by The Art of Polemics Staff
“Where there is authority, there is no freedom”
A bald man with a beard. It seems that many great thinkers were bald and also had a beard. Yet, is this a sign of intelligence? A cause or consequence? Never you mind.
Peter Kropotkin wasn’t only a bald intellectual, with a great big old beard. He was also a Russian Prince! However, I think the reason people remember him, besides his physical qualities, was his intellectual input to the ideology of anarcho-communism.
But first, who was he? Peter Kropotkin was a pretty well rounded guy. He was one of those individuals who did a lot of things, and he did them well. From scientist to philosopher, from geographer to economist, and from zoologist from anarcho-communist. Pretty standard stuff.
Interestingly, Kropotkin worked for years as a geographer mapping the vast expanse of Siberia wasteland, particularly because there wasn’t much employment around. After his freezing adventures, he began to become actively associated with anarchist revolutionary causes in the 1870’s.
Yet his work led to his exile in France and Switzerland where he learned to deplore Western capitalist materialist market systems. Basically all the things that make anarcho-communist cringe and grind their teeth in their sleep.
So what exactly was this guy about? Well, Kropotkin believed in economic mutuality- a system in which communism flourished without authority, without a state system.

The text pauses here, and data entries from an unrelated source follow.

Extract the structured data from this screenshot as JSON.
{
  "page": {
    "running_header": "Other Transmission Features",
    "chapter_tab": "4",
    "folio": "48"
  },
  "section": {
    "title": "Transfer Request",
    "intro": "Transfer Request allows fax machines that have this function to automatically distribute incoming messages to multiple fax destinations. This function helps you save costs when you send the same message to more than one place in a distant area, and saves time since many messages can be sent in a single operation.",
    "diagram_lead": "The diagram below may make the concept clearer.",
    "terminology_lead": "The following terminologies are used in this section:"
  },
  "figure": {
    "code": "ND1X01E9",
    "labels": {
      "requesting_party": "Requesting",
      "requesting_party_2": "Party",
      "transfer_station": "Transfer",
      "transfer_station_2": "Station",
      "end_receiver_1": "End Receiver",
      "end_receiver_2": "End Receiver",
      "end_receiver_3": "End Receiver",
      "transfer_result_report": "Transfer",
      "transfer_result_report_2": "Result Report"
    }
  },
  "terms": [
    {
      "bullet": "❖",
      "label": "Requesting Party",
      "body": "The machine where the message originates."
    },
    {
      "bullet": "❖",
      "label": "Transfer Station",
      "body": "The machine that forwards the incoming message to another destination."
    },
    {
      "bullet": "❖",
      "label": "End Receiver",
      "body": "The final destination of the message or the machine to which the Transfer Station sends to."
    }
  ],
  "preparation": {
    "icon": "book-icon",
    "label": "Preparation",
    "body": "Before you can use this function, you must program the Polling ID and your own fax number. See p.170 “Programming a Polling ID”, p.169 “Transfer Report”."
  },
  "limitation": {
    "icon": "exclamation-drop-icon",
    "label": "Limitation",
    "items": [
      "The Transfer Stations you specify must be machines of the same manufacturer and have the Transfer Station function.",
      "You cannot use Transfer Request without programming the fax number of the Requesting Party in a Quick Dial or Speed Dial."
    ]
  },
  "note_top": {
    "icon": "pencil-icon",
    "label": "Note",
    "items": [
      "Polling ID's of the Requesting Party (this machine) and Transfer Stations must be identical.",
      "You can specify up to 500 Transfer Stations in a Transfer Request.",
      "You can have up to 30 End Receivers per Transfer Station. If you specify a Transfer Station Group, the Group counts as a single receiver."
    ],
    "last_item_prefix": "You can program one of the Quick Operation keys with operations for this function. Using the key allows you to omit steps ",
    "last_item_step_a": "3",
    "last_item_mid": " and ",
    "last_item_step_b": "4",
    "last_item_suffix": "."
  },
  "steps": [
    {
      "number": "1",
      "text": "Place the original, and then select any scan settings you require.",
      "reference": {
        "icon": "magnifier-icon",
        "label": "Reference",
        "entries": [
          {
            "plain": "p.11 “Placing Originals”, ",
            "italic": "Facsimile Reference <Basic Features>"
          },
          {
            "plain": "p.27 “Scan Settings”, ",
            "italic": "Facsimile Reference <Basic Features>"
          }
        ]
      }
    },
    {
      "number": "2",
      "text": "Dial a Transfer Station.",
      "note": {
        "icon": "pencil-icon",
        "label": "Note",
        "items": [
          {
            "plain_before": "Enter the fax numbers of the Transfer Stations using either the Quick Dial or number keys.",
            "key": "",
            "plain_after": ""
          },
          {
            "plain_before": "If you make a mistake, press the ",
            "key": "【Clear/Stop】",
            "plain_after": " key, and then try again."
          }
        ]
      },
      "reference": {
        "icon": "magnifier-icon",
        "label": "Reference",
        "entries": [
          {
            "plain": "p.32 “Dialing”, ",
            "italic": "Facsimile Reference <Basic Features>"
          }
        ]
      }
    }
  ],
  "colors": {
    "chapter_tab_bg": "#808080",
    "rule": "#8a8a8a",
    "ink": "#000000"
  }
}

Although I do not particularly agree with him I can understand where he came from.
He lived in a world where ideas of Social Darwinism were prevalent among all echelons. However, he like many intellectuals refuted these ideas of competition and natural course of strife, and believed in cooperation. So really what this means is that he was advocating that people aren’t made to be in entirety competitive, and a system of resourceful co-operation is possible.
Thus, instead of fighting over resources for profitable means;mutual economics and resource production is what he believed in.
I do not necessarily believe in Kropotkin’s convictions, nor that of anarcho-communism. To be frank I deplore anarchism, yet that is a topic of another post. The main point remains that it is important to understand such intellectuals as they are the manifestations of ideology.
To better understand a moderated view of this world, and its constant process of intellectualism one should understand all sides of the picture.
A communist cannot refute capitalism, without first understanding it. A capitalist, similarly, cannot refute communism without analyzing it. That would be far too dogmatic.
Personally, people that call themselves capitalists, communists, or anarchists seem to entrenched in identity politics to me. What’s my point?
Don’t refute ideas because they do’t adhere to your own. And if you are going to refute them, trust me you can do a better job if you begin to analyze and study them for what they are. I am sure Kropotkin refuted capitalism after he studied it profusely.
If you actually start thinking of ideas in this way, you might become bald and grow a beard like Kropotkin.